5 May 2011
The Legal Character of Sino-African Tied Aid: Cunning Fox or Wise Dragon?
Paper presented by Charlotte Sieber-Gasser at the African IEL Network Conference, 5th-6th of May 2011, The Mandela Institute, Johannesburg (South Africa)
Sino-African trade has seen a fifty-fold increase in the years 1999 to 2008. China became the second most important trading partner for the African economy and already overtook the US as the most important trading partner in some African regions. However, all of this trade is taking place independent from legal regulation by a preferential or other trade agreement. Interestingly, Sino-African trade has seen particular increase in countries that have agreed to tied aid arrangements with China.

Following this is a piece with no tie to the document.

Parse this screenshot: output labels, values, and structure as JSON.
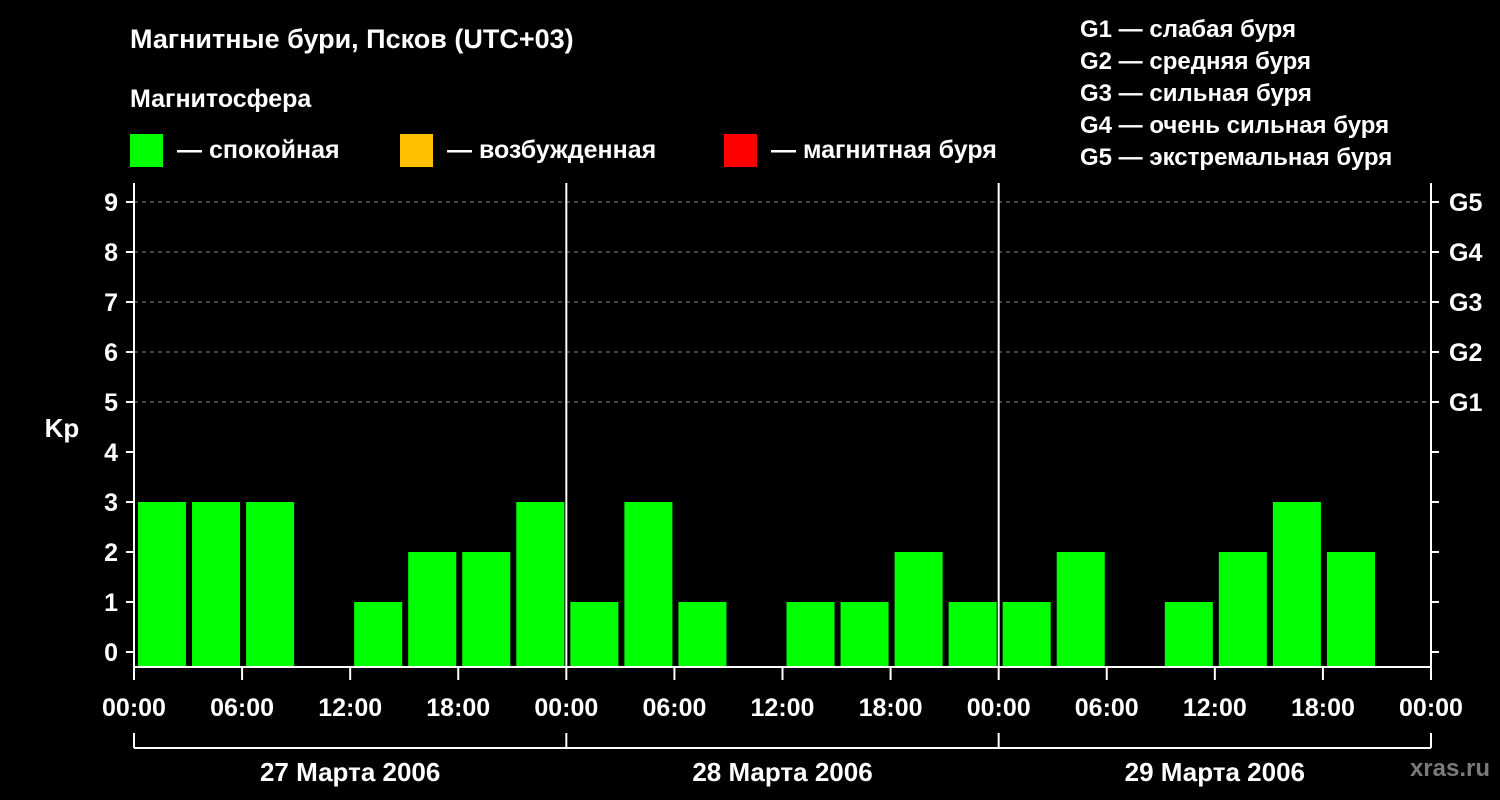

Taking a closer look at these tied aid arrangements (the so-called Angola-Model) reveals, that some aspects might indeed have a positive effect on Sino-African trade in general. Several grey areas might potentially conflict with WTO-law.

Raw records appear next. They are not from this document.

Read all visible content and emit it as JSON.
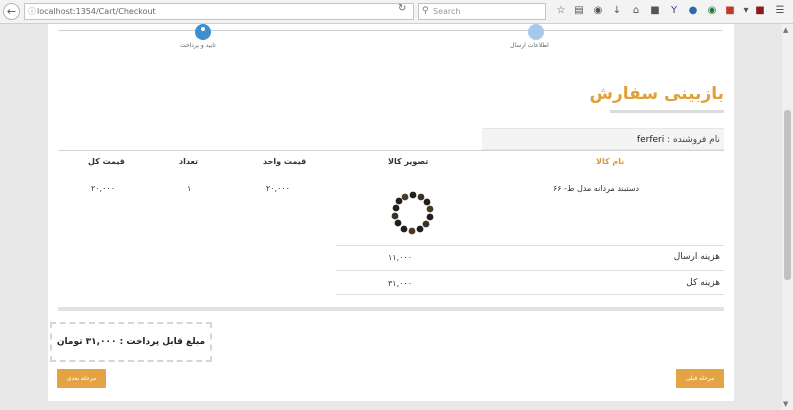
{
  "browser": {
    "url": "localhost:1354/Cart/Checkout",
    "search_placeholder": "Search"
  },
  "steps": [
    {
      "label": "تایید و پرداخت",
      "state": "active",
      "color": "#3d8fd1"
    },
    {
      "label": "اطلاعات ارسال",
      "state": "done",
      "color": "#a9c9ea"
    }
  ],
  "section": {
    "title": "بازبینی سفارش"
  },
  "seller": {
    "label": "نام فروشنده :",
    "name": "ferferi"
  },
  "table": {
    "headers": {
      "product_name": "نام کالا",
      "product_image": "تصویر کالا",
      "unit_price": "قیمت واحد",
      "quantity": "تعداد",
      "total_price": "قیمت کل"
    },
    "rows": [
      {
        "name": "دستبند مردانه مدل ط- ۶۶",
        "unit_price": "۲۰,۰۰۰",
        "quantity": "۱",
        "total_price": "۲۰,۰۰۰"
      }
    ]
  },
  "summary": {
    "shipping_label": "هزینه ارسال",
    "shipping_value": "۱۱,۰۰۰",
    "total_label": "هزینه کل",
    "total_value": "۳۱,۰۰۰"
  },
  "payable": {
    "text": "مبلغ قابل پرداخت : ۳۱,۰۰۰ تومان"
  },
  "buttons": {
    "previous": "مرحله قبلی",
    "next": "مرحله بعدی"
  },
  "colors": {
    "accent": "#e0a139",
    "button": "#e5a444",
    "step_active": "#3d8fd1"
  }
}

However, tied aid is excluded from the GATS, the GATT, and the GPA – in other words, it is outside the sphere of WTO-law. The paper analyses three critical aspects of the Angola-Model version of tied aid with reference to WTO-law, and elaborates the importance of regulating trade-distorting aspects of modern tied aid.